I got a call from him last fall, completely out of the blue. I hadn't talked to him in around 25 years. About a month later, he died of COVID-19.
Do you know the origins of the clubs?
A lot of [original club members] had grown up in the South and came up to Philadelphia, where there was already an infrastructure [for horses] in place.
Philadelphia used to have a lot of stables because there were food carts, and people would put the fruit and vegetables on the horse-drawn carts and then go through the street to sell their wares. That sort of tradition died out, but the stables were still there.
For those who joined the clubs, it was their life. Older members passed knowledge down to younger ones. I guess you could equate it to skateboarding. I mean, you look at skateboarding—there are older people that skateboard, there are young people that skateboard. It's a lifestyle and a community, and it's what they did, day in and day out.
Once the photos were published, how did readers react?
We got a ton of mail. It was amazing.
Some wrote, "There's no such thing as Black cowboys." They actually said that. I'm like, "These pictures prove that! I'm not making this up!" They were just amazed that Black people could be cowboys.
And of course many were just happy to see the story because it kind of opened their eyes. Then we had a lot of mail from Black folks that read, "Yeah, I've known this all along. I'm just glad somebody is bringing it to the forefront."
I went to my editor and said, "Look, we got so much good mail. I know that there are other stories out there across the country that we could do."
They went along with it. So I went out and found stories in Texas and Illinois and California. National Geographic saw the stories and offered me a development grant to do it for them. I took a leave from the paper and went out and shot even more photographs.
See also: How Lil Nas X started a Viral Revolution
Where did those stories take you?
There was a big rodeo that happened in Okmulgee, Oklahoma. I went out there and photographed that. I found a Black couple who was actually getting married Western-style in Texas—instead of having the limo, they had a stagecoach. One woman came with her pet pig, and the pig had pink toenails.

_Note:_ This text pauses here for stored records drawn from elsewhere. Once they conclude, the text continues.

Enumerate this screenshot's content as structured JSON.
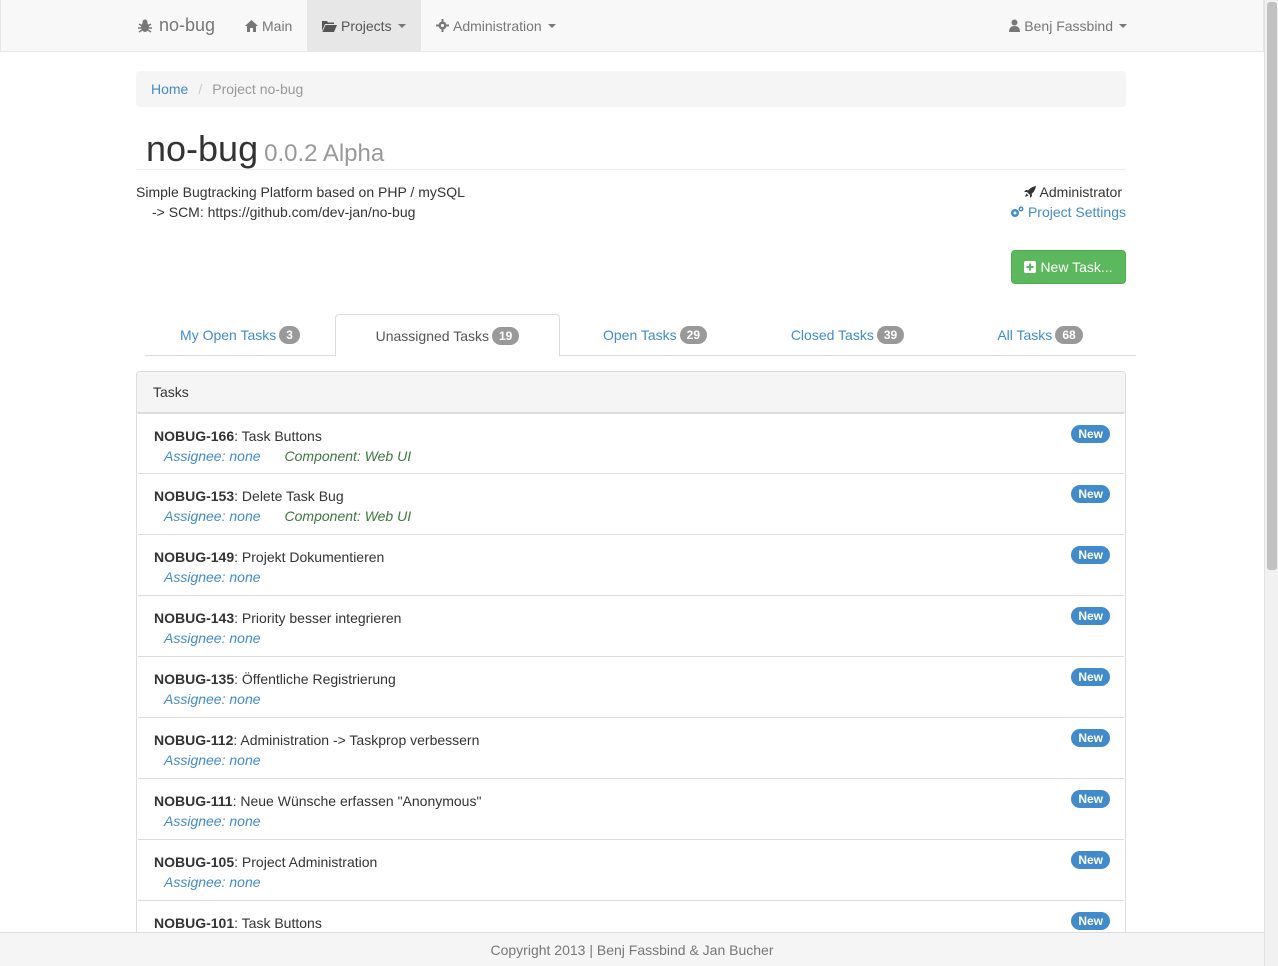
{
  "navbar": {
    "brand": "no-bug",
    "main_label": "Main",
    "projects_label": "Projects",
    "administration_label": "Administration",
    "user_label": "Benj Fassbind"
  },
  "breadcrumb": {
    "home": "Home",
    "current": "Project no-bug"
  },
  "project": {
    "name": "no-bug",
    "version": "0.0.2 Alpha",
    "description_line1": "Simple Bugtracking Platform based on PHP / mySQL",
    "description_line2": "-> SCM: https://github.com/dev-jan/no-bug",
    "role": "Administrator",
    "settings_label": "Project Settings",
    "new_task_label": "New Task..."
  },
  "tabs": [
    {
      "label": "My Open Tasks",
      "count": "3"
    },
    {
      "label": "Unassigned Tasks",
      "count": "19"
    },
    {
      "label": "Open Tasks",
      "count": "29"
    },
    {
      "label": "Closed Tasks",
      "count": "39"
    },
    {
      "label": "All Tasks",
      "count": "68"
    }
  ],
  "panel": {
    "heading": "Tasks"
  },
  "tasks": [
    {
      "key": "NOBUG-166",
      "title": ": Task Buttons",
      "assignee": "Assignee: none",
      "component": "Component: Web UI",
      "status": "New"
    },
    {
      "key": "NOBUG-153",
      "title": ": Delete Task Bug",
      "assignee": "Assignee: none",
      "component": "Component: Web UI",
      "status": "New"
    },
    {
      "key": "NOBUG-149",
      "title": ": Projekt Dokumentieren",
      "assignee": "Assignee: none",
      "component": "",
      "status": "New"
    },
    {
      "key": "NOBUG-143",
      "title": ": Priority besser integrieren",
      "assignee": "Assignee: none",
      "component": "",
      "status": "New"
    },
    {
      "key": "NOBUG-135",
      "title": ": Öffentliche Registrierung",
      "assignee": "Assignee: none",
      "component": "",
      "status": "New"
    },
    {
      "key": "NOBUG-112",
      "title": ": Administration -> Taskprop verbessern",
      "assignee": "Assignee: none",
      "component": "",
      "status": "New"
    },
    {
      "key": "NOBUG-111",
      "title": ": Neue Wünsche erfassen \"Anonymous\"",
      "assignee": "Assignee: none",
      "component": "",
      "status": "New"
    },
    {
      "key": "NOBUG-105",
      "title": ": Project Administration",
      "assignee": "Assignee: none",
      "component": "",
      "status": "New"
    },
    {
      "key": "NOBUG-101",
      "title": ": Task Buttons",
      "assignee": "",
      "component": "",
      "status": "New"
    }
  ],
  "footer": {
    "text": "Copyright 2013 | Benj Fassbind & Jan Bucher"
  },
  "colors": {
    "link": "#428bca",
    "success": "#5cb85c",
    "component": "#3c763d",
    "badge_gray": "#999999"
  }
}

I spent time in a little town, just south of Brownsville, Texas. Every Sunday, these folks got together and they just had these impromptu rodeos: They threw money in the hat, and they did the bull riding, the calf roping, all that stuff. Then on Saturday they had these crazy parties until four o'clock in the morning near the rodeo arenas on their ranches. Just amazing.
During the George Floyd protests last summer, some of the protesters got a lot of attention for appearing on horseback in places like Los Angeles and New York.

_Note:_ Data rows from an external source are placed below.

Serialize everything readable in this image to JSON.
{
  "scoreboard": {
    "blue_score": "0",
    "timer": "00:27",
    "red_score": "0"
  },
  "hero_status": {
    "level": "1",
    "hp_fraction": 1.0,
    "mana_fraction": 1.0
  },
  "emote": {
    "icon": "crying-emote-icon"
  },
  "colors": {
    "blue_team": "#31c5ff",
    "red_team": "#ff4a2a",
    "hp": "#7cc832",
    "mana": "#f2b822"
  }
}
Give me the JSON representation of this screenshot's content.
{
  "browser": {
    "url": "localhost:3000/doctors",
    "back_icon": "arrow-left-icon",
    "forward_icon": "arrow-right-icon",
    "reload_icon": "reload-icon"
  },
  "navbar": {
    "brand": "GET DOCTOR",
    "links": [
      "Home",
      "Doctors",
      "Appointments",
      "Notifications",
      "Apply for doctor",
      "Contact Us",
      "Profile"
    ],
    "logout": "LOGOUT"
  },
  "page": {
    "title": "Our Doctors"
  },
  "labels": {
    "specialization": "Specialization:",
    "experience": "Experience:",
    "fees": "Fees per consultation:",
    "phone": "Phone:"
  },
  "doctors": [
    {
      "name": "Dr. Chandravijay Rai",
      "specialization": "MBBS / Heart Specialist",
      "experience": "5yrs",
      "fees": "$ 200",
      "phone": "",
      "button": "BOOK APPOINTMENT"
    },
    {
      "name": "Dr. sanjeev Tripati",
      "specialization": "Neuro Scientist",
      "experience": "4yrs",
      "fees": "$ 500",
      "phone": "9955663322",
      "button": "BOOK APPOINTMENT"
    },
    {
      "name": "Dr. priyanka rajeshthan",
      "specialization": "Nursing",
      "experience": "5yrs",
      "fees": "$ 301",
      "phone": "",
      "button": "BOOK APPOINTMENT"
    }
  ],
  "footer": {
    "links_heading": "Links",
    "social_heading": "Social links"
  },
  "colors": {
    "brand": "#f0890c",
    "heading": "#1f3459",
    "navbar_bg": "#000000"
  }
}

Yeah, and that's great. But you know, I'm most interested in the communities where that lifestyle is just part of who you are.
After [rapper] Lil Nas X became popular [in 2019], everybody got really interested in Black cowboys. The Studio Museum in Harlem had an exhibition, and they invited me and some other folks who had made photos of cowboys. I went up and I didn't have a cowboy hat or anything. I didn't want to even pretend to be a cowboy, you know? But I went up there and there was one guy and he was dressed in a fancy Western getup.

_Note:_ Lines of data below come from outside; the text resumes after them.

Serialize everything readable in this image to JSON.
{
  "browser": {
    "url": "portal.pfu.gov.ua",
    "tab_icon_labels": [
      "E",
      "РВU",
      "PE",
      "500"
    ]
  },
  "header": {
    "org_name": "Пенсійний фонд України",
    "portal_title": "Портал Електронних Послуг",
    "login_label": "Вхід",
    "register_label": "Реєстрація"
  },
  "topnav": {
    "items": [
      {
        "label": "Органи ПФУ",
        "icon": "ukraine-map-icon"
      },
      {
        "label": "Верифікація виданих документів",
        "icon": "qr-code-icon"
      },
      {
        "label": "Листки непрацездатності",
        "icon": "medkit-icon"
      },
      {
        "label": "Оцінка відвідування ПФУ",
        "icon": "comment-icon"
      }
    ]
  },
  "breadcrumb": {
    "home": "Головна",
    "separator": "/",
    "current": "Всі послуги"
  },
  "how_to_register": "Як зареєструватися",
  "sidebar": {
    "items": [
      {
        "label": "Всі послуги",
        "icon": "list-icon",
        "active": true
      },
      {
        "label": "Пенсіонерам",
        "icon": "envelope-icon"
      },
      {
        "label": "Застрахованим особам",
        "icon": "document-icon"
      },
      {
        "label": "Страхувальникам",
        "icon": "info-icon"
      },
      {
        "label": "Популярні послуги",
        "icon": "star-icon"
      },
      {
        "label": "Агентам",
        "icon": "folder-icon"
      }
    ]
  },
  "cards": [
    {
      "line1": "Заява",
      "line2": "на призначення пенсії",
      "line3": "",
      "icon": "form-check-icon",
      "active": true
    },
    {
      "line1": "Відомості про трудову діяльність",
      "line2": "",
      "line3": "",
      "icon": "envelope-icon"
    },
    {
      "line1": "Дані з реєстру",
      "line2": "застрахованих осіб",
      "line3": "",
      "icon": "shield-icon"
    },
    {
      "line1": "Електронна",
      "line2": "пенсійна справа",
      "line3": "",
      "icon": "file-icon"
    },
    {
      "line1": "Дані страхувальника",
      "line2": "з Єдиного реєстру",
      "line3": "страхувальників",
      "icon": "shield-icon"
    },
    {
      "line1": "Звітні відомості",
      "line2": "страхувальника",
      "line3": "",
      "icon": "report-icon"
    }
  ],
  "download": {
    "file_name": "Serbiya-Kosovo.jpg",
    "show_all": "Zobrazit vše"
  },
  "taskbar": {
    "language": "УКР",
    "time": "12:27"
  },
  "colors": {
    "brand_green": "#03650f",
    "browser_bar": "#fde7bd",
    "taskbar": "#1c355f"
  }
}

So there are always going to be people that just like to wear the stuff, and that's different from the people that actually live it—the people in these little places I found down in Texas and California.
I have a cousin, Donnie—he lives in Alabama now—and after Black cowboys started getting really popular, I asked him if he considered himself a cowboy.
He said, "I wore the Wranglers. I wore the hat, had the cowboy boots. I would get up and feed the horses and cattle and all that. But I don't consider myself a cowboy."
People like Donnie aren't doing it for show. I'm not putting the people down that ride the horses in protests. I think that's great. But I'm really interested in the small communities out there of Black people, where it's just the way of life.
This article is republished from The Conversation under a Creative Commons license. Read the original article.